Peter Howden’s love letters
Peter Howden was born in Wellington on 7 February 1884. The son of a Scottish biscuit maker, he attended Wellington College and was working as an accountant for the prominent Wellington merchant firm, Levin and Co., when war broke out in August 1914.
Howden enlisted in the New Zealand Expeditionary Force (NZEF) on 26 October 1915. While in training he progressed through the ranks quickly, earning a commission as a second lieutenant in December.
In February 1916, Howden married Edith Rhoda Bristow in St Mary’s Church, Karori. The couple were devoted to each other, corresponding almost every day when they were apart. When Peter was training at Featherston military camp, Rhoda rented rooms in Wairarapa. By the time he set sail for the United Kingdom in January 1917, Rhoda was pregnant with their first child.
Jan 20th 1917
How I wish you were with me and we were on our way Home together. Instead of that I have only your picture to look at.
It was a dreadful day for me, my own precious, when I had to say goodbye to you but you made it much easier for me by being so brave and cheerful. How I love you for it darling. Now that we have got the parting over we must think of the day when I shall have you again.
What a day that will be! It will be something to look forward to and live for… Howden eventually reached the United Kingdom in late March 1917, after two months at sea. He was training at Sling Camp in Wiltshire when he received the news that Rhoda had given birth to a baby boy.
Good Friday 6.4.17
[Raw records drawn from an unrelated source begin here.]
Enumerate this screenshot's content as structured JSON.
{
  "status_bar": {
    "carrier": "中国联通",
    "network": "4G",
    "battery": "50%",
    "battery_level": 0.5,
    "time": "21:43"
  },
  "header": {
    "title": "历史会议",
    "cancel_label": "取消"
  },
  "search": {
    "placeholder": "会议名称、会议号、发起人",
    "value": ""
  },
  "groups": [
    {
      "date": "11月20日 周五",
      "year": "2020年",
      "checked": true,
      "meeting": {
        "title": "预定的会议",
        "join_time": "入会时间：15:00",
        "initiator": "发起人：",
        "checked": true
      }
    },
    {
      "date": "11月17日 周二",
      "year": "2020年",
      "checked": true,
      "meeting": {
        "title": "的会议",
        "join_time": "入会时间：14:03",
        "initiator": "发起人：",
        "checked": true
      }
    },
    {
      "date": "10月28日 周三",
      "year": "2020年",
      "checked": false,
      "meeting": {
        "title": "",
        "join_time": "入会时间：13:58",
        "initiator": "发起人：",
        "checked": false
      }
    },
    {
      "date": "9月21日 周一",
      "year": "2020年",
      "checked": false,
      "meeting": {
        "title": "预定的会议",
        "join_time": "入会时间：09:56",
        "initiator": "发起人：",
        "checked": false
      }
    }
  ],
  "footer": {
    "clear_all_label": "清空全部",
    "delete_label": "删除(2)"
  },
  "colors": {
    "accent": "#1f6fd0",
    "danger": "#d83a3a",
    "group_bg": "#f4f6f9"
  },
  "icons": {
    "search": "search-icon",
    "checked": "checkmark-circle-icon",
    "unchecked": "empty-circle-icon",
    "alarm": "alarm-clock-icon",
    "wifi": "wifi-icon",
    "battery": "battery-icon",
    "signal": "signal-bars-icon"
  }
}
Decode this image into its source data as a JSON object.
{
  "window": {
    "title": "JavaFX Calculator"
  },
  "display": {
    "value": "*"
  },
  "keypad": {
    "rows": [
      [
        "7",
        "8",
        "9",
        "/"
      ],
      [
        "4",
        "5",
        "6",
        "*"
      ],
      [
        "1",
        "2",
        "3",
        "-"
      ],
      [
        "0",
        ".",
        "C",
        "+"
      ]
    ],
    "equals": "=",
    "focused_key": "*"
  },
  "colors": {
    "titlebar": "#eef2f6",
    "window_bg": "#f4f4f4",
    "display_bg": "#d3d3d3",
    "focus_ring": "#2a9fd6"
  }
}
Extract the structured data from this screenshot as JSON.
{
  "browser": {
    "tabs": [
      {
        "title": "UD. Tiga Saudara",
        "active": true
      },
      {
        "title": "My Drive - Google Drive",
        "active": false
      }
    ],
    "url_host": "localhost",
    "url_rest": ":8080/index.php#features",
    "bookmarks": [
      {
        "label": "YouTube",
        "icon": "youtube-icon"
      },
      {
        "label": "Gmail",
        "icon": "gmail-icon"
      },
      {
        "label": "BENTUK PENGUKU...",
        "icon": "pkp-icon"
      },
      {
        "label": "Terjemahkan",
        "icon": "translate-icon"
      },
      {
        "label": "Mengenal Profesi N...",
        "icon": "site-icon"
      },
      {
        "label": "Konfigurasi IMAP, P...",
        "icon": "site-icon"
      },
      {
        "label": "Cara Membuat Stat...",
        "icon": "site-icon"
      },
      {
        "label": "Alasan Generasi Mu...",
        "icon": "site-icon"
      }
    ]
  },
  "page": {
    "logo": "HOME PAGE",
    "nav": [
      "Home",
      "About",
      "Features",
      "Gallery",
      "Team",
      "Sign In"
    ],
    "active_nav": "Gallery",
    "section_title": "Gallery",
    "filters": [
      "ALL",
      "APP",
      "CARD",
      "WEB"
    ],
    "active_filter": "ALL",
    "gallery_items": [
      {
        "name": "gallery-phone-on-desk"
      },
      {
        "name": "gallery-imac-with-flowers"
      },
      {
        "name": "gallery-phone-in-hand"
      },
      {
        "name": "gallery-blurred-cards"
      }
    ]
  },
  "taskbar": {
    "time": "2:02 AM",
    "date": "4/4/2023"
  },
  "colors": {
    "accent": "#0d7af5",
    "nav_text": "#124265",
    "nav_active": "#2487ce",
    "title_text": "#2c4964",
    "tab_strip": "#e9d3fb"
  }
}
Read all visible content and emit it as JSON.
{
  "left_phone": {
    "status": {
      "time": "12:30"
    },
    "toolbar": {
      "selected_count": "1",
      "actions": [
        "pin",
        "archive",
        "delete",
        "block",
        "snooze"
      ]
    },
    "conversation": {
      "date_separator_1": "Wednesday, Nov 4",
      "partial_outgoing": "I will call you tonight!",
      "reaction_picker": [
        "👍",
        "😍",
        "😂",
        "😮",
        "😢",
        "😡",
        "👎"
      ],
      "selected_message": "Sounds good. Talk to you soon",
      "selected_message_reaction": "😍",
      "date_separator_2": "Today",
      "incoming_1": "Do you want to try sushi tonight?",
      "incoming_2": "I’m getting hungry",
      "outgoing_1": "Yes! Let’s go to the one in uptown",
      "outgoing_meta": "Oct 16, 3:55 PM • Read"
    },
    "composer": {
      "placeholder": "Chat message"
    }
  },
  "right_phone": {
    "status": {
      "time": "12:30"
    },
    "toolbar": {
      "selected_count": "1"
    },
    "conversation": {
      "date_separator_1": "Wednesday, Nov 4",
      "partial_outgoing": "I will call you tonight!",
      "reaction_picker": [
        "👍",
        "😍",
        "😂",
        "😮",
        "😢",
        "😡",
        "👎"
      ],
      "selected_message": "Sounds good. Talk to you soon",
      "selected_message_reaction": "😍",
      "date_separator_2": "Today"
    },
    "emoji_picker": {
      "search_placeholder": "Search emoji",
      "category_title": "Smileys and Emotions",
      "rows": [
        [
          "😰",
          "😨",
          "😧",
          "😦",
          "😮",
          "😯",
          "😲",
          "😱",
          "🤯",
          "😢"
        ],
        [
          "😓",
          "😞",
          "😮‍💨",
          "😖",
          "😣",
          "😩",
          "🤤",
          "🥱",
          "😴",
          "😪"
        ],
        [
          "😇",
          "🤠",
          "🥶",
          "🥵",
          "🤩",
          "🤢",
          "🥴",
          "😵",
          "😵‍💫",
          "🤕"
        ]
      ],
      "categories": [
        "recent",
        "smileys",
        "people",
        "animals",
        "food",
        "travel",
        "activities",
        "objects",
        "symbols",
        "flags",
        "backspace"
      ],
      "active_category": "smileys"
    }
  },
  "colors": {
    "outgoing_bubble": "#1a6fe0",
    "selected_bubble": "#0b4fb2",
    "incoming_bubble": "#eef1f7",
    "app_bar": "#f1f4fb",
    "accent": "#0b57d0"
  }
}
A last the great event has taken place! It was only this evening darling that your Dad’s telegram reached me, twelve whole days after it reached London. I was so nervous when I saw it in the rack dearest and was almost afraid to open it. But when I did how excited and happy I was.
It is all too wonderful and beautiful for anything dearest love and I am so terribly happy. Fancy a son just yours and me, Rhoda Bristow and Peter Howden, I think it is too much altogether. Is he a very beautiful child darling? You will tell me just all about him won’t you precious? … I wish I had stayed for a still later reinforcement so that I could have been with you. I wanted so badly to stay with you till our little son arrived but felt that I had to go …
I think David Bolton Huia Howden is a very good name indeed, though a bit of a mouthful, but if you like it let us call him all that. After transferring to the New Zealand Machine Gun Corps in late June 1917, Howden arrived in France on 3 July 1917. He penned the following letter to Rhoda a few days later.
July 6th 1917
Although I have only been in France for a few days and may not be sent up to the line for perhaps some time, yet there are some things I want to say to you in case I should not have an opportunity later on. In any case what I want to tell you can be told as well now as later, as time will not make any difference to my feelings toward you and little David.
Before I go on I may as well confess my hope that I shall live through this war and that you shall not have to read this letter at all. Life has been very sweet to me since I had the great good fortune to win your love and you for my wife and I do not intend to part with it easily.
At the same time we must look things fairly in the face and consider the chances of my coming through. On the chance of my not doing so I am writing you these few lines.
And now let me say again what I have often told you and what I think you understand, and that is that you have made me very very happy, Darling, happy beyond my wildest dreams, in fact you have taught me what a real thing love is and what wonderful happiness it brings and you have been to me the sweetest and best wife there ever was. Howden eventually reached the front line in August 1917. After a short spell in the trenches near Ploegsteert Wood, his unit (4th Company, New Zealand Machine Gun Corps) was sent back to the Lumbres area, where they underwent training prior to the attack on Passchendaele. Despite his inexperience, Howden was confident of his ability to perform under fire.